BEGIN EXERCISE INPUT

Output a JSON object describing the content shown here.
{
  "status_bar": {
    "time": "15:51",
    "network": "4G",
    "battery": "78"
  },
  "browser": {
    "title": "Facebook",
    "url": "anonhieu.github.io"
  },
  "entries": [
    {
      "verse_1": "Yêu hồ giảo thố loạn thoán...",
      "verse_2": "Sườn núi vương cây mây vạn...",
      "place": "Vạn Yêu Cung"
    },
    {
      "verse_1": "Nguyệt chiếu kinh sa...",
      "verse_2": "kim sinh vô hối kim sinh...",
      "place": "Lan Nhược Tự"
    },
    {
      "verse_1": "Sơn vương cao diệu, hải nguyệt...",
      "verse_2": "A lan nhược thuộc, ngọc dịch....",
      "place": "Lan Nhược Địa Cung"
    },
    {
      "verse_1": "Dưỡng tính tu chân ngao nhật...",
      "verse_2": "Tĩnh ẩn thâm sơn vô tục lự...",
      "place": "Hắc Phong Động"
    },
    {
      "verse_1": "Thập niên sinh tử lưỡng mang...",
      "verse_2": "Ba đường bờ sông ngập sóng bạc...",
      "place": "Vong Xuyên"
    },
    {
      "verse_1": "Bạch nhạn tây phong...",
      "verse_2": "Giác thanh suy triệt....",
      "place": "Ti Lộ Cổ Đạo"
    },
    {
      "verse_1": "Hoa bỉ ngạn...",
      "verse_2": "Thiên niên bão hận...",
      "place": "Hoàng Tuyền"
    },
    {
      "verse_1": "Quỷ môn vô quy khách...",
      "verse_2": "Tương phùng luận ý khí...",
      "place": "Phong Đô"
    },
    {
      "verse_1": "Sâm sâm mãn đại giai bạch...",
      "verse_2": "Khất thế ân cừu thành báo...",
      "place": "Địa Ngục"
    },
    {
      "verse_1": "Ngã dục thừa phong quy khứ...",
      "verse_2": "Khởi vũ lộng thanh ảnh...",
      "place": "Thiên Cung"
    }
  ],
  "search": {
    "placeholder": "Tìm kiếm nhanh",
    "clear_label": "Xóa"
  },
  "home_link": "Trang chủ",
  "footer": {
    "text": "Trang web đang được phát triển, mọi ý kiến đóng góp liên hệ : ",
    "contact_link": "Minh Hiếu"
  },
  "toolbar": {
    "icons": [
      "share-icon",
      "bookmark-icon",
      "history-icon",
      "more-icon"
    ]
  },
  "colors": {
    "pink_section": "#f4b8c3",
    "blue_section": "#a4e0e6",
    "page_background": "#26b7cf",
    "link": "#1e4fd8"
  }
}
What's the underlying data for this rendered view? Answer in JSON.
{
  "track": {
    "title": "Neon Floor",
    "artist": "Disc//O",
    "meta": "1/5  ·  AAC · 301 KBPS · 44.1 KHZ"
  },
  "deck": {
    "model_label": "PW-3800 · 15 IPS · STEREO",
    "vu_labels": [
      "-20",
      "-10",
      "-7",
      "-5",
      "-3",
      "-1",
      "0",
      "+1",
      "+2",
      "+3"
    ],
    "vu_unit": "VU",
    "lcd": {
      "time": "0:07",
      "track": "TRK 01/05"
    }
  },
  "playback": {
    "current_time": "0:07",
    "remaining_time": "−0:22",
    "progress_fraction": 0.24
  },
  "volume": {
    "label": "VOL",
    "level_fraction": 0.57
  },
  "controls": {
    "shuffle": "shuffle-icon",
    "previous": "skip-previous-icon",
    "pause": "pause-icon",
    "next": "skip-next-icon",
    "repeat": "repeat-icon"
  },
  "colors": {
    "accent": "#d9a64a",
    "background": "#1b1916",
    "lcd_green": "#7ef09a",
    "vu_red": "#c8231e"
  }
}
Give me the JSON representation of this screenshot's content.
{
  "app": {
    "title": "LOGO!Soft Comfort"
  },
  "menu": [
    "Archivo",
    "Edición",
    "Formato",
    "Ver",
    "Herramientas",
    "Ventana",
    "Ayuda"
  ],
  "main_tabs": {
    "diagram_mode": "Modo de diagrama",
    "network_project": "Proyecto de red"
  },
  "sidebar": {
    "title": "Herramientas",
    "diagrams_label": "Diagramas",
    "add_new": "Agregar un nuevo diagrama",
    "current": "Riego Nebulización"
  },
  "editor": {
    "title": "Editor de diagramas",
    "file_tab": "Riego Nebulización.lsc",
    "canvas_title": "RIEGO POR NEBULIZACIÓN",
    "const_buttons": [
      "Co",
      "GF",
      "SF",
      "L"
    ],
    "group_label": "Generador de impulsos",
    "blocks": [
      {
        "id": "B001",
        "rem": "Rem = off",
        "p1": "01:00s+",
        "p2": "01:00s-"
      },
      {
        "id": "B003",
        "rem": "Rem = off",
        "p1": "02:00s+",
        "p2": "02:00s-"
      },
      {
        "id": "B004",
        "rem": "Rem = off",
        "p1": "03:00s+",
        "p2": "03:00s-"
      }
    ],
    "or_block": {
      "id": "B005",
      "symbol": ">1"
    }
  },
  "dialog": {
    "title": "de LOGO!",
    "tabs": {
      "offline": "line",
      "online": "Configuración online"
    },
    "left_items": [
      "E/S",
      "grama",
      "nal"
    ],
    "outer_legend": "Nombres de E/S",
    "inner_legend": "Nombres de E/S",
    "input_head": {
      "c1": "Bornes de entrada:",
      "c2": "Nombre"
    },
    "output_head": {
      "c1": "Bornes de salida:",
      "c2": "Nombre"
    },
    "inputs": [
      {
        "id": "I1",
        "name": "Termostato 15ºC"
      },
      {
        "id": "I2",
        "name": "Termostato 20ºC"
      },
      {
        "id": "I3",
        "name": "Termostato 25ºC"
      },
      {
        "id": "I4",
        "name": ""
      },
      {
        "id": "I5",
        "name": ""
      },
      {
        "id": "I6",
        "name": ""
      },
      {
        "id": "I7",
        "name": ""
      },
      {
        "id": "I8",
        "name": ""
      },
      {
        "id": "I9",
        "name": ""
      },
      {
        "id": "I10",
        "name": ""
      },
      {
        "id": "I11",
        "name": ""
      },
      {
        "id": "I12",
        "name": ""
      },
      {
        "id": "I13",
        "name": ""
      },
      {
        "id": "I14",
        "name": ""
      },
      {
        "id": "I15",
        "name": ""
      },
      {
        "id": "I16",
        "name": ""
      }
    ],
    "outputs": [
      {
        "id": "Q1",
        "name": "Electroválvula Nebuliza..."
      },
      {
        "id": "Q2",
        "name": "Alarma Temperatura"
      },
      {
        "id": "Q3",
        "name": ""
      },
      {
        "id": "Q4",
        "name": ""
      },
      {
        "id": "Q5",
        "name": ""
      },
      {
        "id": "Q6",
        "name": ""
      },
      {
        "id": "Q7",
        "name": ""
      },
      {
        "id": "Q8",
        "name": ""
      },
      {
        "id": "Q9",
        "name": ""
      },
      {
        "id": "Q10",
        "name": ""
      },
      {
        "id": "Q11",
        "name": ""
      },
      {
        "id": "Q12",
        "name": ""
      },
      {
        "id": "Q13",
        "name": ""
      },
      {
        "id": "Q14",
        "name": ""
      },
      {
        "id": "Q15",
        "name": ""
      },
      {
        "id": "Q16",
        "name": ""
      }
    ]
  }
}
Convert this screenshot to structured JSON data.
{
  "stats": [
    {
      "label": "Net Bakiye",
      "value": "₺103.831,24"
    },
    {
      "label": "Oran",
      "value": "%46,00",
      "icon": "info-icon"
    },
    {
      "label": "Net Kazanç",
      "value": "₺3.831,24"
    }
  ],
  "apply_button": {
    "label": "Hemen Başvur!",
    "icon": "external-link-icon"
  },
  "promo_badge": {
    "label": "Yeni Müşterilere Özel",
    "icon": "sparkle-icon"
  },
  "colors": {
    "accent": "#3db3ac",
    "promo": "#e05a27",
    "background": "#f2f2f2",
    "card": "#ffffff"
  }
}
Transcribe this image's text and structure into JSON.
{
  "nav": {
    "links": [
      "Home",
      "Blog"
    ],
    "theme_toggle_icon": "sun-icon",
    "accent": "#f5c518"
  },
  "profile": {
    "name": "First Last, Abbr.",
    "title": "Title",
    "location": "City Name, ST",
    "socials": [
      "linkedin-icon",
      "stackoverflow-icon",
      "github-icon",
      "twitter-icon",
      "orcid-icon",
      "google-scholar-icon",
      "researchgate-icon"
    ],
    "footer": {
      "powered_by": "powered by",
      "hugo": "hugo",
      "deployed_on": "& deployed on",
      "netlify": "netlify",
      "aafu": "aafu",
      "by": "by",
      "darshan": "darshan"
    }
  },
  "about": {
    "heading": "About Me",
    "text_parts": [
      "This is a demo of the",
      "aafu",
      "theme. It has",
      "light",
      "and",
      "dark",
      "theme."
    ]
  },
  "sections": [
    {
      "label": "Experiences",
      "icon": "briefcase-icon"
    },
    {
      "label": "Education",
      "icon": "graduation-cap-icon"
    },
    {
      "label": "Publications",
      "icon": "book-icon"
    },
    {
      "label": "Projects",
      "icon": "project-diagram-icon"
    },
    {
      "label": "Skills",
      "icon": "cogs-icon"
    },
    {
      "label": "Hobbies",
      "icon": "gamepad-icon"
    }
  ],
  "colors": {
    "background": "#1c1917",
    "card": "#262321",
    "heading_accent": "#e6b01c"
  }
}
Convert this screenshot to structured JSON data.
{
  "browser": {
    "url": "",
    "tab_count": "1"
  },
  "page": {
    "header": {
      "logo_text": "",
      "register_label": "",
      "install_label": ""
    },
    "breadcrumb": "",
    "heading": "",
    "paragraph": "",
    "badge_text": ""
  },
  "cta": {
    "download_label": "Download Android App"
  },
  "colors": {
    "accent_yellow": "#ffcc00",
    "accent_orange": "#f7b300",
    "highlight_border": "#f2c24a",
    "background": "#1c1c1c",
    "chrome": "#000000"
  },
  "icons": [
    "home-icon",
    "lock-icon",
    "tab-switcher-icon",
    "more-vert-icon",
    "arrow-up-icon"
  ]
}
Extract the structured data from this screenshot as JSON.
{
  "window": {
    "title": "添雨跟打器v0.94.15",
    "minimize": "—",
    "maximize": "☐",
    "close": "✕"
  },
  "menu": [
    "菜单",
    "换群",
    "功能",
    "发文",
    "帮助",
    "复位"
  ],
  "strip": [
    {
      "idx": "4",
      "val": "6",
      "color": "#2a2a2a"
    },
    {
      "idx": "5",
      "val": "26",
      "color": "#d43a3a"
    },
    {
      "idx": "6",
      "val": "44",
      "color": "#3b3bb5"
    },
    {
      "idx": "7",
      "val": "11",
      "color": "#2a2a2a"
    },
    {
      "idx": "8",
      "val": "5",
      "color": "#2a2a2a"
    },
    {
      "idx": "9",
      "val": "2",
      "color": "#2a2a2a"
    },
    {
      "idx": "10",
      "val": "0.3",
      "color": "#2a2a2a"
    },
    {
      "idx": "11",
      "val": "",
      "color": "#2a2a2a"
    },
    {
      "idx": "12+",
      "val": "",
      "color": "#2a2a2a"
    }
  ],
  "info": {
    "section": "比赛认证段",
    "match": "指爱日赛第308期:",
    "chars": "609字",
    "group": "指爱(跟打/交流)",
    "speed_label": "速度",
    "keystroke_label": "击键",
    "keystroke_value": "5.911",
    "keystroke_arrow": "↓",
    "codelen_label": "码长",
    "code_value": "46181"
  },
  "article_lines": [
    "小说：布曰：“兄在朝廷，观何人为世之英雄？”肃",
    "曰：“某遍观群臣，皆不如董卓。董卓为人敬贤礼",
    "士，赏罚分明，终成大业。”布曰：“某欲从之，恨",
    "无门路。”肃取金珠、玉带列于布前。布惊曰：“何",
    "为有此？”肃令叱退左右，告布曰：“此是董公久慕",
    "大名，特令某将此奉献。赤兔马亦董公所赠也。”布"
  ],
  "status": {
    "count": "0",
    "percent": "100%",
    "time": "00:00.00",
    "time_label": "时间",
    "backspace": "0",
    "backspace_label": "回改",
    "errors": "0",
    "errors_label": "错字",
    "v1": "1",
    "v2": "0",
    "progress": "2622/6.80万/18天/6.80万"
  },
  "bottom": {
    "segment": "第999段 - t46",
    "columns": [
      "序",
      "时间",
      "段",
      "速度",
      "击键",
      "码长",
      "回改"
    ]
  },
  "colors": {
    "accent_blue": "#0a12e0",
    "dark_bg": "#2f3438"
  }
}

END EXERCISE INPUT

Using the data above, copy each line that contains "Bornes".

**RESPONSE TO THIS EXERCISE**
      "c1": "Bornes de entrada:",
      "c1": "Bornes de salida:",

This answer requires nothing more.